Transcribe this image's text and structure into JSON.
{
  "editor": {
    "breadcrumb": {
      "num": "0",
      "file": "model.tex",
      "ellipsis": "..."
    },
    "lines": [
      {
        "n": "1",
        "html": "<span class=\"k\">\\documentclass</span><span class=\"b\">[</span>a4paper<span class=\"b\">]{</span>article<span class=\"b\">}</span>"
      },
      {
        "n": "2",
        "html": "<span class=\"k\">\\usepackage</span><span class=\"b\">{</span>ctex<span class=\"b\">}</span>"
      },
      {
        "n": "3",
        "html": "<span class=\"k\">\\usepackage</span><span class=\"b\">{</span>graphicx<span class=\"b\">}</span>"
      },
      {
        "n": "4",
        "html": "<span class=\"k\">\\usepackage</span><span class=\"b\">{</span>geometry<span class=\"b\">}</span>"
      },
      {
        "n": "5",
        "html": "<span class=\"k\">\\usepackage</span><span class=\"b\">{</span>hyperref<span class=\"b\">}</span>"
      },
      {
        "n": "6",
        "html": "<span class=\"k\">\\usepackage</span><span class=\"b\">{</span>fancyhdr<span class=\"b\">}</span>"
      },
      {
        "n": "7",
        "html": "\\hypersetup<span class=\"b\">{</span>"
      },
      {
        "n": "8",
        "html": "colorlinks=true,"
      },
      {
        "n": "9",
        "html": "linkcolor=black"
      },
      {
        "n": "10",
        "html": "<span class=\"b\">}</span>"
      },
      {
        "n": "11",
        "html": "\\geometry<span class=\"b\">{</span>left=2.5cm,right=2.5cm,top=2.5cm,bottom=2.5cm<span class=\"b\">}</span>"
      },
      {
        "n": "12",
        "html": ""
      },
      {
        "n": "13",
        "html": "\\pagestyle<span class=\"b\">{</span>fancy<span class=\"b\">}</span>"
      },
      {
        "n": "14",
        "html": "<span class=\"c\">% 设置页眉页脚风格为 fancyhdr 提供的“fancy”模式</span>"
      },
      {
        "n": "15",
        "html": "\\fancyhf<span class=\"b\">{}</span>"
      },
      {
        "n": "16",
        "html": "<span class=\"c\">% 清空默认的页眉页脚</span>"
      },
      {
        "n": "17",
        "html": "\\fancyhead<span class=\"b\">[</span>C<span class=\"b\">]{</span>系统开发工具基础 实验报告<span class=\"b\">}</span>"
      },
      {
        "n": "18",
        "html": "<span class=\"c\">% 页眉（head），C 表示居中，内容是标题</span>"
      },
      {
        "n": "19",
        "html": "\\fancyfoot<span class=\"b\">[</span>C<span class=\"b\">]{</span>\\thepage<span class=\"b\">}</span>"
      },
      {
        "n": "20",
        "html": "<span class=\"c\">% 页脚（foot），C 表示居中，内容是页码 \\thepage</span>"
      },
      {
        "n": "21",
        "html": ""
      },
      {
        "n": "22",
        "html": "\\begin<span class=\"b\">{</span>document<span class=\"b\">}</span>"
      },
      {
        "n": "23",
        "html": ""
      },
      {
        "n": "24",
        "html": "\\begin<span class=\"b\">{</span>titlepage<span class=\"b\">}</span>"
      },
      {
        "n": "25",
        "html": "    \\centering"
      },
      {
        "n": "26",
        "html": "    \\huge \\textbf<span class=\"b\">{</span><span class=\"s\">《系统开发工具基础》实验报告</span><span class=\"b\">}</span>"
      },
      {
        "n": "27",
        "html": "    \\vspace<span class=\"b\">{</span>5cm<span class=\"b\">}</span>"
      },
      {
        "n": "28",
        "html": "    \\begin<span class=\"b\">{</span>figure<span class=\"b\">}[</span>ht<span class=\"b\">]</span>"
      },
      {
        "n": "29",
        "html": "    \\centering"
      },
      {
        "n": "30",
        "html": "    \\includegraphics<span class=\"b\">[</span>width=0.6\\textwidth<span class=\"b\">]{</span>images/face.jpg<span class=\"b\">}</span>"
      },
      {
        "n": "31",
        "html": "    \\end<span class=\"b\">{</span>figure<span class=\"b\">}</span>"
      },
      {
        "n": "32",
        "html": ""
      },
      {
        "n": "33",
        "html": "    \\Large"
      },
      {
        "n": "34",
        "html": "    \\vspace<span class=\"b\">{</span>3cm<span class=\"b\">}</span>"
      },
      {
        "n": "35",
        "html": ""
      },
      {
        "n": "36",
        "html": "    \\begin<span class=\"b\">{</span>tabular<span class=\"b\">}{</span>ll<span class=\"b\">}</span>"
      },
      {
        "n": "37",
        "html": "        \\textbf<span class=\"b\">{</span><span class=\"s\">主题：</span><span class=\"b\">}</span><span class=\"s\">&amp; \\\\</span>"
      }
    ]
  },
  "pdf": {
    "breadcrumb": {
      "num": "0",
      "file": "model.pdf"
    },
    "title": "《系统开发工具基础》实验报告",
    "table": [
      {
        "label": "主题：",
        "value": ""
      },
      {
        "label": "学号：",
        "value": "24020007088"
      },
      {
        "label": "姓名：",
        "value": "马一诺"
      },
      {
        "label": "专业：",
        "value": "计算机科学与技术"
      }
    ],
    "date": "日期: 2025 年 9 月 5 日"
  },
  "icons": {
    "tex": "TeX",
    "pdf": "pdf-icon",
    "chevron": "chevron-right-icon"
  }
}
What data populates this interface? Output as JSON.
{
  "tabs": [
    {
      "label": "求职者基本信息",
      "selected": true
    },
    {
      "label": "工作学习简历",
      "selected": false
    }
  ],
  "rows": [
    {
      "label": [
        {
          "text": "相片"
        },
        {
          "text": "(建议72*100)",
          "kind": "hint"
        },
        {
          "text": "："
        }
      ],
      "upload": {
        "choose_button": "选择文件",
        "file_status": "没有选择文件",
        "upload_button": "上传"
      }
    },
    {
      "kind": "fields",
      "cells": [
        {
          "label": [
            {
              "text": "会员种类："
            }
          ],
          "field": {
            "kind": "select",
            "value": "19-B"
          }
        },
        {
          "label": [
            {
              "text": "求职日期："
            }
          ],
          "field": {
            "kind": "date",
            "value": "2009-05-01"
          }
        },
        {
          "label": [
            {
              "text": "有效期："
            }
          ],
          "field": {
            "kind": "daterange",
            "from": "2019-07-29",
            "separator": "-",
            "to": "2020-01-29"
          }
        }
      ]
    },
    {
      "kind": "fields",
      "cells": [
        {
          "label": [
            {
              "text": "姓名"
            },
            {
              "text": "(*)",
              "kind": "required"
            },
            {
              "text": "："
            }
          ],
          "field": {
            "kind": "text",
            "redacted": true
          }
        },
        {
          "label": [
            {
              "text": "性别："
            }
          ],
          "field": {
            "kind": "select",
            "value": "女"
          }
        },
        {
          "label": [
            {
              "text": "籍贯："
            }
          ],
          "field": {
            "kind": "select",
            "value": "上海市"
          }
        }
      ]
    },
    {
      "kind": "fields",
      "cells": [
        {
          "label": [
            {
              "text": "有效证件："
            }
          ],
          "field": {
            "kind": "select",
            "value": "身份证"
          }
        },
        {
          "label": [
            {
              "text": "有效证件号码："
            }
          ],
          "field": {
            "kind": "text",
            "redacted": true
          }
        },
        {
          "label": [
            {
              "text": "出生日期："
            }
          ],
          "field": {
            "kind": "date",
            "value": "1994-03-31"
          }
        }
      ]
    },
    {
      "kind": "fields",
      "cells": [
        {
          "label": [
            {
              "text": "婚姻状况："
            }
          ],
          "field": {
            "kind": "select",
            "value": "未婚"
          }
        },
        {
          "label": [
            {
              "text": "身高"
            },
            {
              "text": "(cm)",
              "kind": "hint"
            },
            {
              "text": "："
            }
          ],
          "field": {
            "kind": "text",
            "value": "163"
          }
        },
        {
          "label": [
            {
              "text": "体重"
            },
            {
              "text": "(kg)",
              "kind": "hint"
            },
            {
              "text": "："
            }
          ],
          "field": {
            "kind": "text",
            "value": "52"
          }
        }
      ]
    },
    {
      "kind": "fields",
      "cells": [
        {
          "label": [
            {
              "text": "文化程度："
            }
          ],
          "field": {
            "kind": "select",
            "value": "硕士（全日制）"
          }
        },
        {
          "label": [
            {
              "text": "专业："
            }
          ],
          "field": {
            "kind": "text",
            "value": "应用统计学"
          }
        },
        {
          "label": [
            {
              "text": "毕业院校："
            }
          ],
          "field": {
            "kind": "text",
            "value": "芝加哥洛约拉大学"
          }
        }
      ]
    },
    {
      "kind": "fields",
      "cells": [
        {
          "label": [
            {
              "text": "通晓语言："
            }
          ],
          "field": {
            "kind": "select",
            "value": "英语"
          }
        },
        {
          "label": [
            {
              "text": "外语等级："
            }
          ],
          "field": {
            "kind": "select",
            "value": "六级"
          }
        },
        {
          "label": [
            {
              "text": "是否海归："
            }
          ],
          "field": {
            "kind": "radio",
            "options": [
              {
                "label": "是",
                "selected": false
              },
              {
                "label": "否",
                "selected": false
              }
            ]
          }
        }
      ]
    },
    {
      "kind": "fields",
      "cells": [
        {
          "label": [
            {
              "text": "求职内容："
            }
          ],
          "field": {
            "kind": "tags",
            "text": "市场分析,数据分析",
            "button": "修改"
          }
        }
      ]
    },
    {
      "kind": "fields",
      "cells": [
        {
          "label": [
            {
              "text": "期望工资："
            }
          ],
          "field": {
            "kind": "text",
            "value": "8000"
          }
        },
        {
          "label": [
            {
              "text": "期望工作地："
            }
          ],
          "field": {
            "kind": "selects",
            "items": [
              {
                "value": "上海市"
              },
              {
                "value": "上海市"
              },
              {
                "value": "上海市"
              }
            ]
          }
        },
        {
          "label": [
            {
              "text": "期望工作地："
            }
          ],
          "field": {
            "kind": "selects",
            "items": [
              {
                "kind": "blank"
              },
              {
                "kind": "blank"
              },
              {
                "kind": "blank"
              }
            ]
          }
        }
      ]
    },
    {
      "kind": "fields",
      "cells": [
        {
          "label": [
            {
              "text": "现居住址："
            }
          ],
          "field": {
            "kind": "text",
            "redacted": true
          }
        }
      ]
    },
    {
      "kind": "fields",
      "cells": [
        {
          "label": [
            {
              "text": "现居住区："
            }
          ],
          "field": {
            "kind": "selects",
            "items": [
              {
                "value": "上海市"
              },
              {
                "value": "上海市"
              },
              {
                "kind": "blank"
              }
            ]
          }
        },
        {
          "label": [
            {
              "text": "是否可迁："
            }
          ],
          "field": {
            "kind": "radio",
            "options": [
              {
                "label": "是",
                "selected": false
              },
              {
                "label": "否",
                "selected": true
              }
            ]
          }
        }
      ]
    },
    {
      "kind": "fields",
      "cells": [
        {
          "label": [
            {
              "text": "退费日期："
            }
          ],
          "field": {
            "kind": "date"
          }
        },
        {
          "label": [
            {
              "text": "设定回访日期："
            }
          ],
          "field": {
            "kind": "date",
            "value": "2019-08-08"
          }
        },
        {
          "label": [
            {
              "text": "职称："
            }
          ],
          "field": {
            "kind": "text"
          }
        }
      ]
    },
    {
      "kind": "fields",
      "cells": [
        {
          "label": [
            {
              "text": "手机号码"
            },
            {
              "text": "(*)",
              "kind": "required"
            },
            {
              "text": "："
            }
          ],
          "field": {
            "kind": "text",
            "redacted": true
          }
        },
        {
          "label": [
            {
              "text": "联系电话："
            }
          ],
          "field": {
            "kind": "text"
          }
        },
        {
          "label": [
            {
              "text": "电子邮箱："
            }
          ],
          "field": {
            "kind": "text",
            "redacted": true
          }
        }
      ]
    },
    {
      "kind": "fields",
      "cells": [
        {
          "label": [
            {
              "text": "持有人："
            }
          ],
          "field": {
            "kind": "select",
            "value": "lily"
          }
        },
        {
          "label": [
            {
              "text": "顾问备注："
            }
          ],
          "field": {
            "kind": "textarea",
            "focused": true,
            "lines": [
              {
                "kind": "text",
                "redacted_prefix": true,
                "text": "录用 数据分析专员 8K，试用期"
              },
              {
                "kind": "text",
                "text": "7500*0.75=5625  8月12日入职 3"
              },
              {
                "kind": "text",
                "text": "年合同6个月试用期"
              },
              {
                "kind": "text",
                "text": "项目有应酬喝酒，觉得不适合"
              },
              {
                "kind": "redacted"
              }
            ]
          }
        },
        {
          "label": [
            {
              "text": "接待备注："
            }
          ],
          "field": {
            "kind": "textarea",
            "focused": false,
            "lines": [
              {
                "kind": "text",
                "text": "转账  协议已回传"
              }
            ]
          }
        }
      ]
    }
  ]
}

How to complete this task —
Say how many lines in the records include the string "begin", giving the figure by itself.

Result below —
4